Each line of the data holding "caption" should be found and copied.

** Opening Records supplied block **

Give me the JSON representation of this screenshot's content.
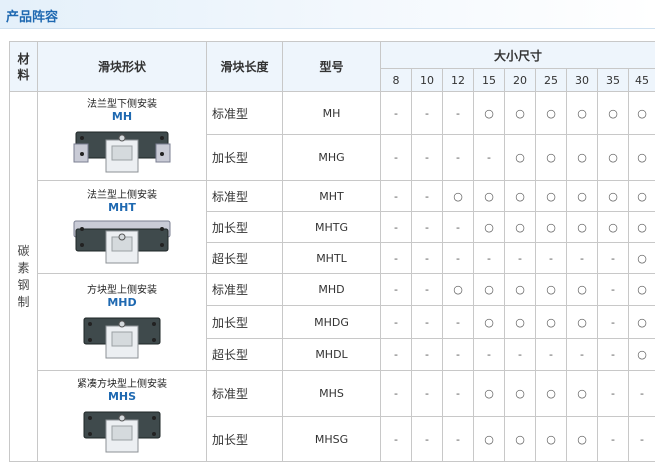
{
  "page_title": "产品阵容",
  "headers": {
    "material": "材料",
    "shape": "滑块形状",
    "length": "滑块长度",
    "model": "型号",
    "size": "大小尺寸"
  },
  "sizes": [
    "8",
    "10",
    "12",
    "15",
    "20",
    "25",
    "30",
    "35",
    "45"
  ],
  "material": "碳素钢制",
  "symbols": {
    "available": "○",
    "none": "-"
  },
  "groups": [
    {
      "caption": "法兰型下侧安装",
      "code": "MH",
      "icon": "flange-block-icon",
      "rows": [
        {
          "length": "标准型",
          "model": "MH",
          "values": [
            "-",
            "-",
            "-",
            "○",
            "○",
            "○",
            "○",
            "○",
            "○"
          ]
        },
        {
          "length": "加长型",
          "model": "MHG",
          "values": [
            "-",
            "-",
            "-",
            "-",
            "○",
            "○",
            "○",
            "○",
            "○"
          ]
        }
      ]
    },
    {
      "caption": "法兰型上侧安装",
      "code": "MHT",
      "icon": "flange-top-block-icon",
      "rows": [
        {
          "length": "标准型",
          "model": "MHT",
          "values": [
            "-",
            "-",
            "○",
            "○",
            "○",
            "○",
            "○",
            "○",
            "○"
          ]
        },
        {
          "length": "加长型",
          "model": "MHTG",
          "values": [
            "-",
            "-",
            "-",
            "○",
            "○",
            "○",
            "○",
            "○",
            "○"
          ]
        },
        {
          "length": "超长型",
          "model": "MHTL",
          "values": [
            "-",
            "-",
            "-",
            "-",
            "-",
            "-",
            "-",
            "-",
            "○"
          ]
        }
      ]
    },
    {
      "caption": "方块型上侧安装",
      "code": "MHD",
      "icon": "square-block-icon",
      "rows": [
        {
          "length": "标准型",
          "model": "MHD",
          "values": [
            "-",
            "-",
            "○",
            "○",
            "○",
            "○",
            "○",
            "-",
            "○"
          ]
        },
        {
          "length": "加长型",
          "model": "MHDG",
          "values": [
            "-",
            "-",
            "-",
            "○",
            "○",
            "○",
            "○",
            "-",
            "○"
          ]
        },
        {
          "length": "超长型",
          "model": "MHDL",
          "values": [
            "-",
            "-",
            "-",
            "-",
            "-",
            "-",
            "-",
            "-",
            "○"
          ]
        }
      ]
    },
    {
      "caption": "紧凑方块型上侧安装",
      "code": "MHS",
      "icon": "compact-block-icon",
      "rows": [
        {
          "length": "标准型",
          "model": "MHS",
          "values": [
            "-",
            "-",
            "-",
            "○",
            "○",
            "○",
            "○",
            "-",
            "-"
          ]
        },
        {
          "length": "加长型",
          "model": "MHSG",
          "values": [
            "-",
            "-",
            "-",
            "○",
            "○",
            "○",
            "○",
            "-",
            "-"
          ]
        }
      ]
    }
  ],
  "colors": {
    "title": "#1f69b1",
    "header_bg": "#eef5fc",
    "border": "#c8c8c8",
    "code": "#1f69b1"
  }
}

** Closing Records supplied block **

> Result
      "caption": "法兰型下侧安装",
      "caption": "法兰型上侧安装",
      "caption": "方块型上侧安装",
      "caption": "紧凑方块型上侧安装",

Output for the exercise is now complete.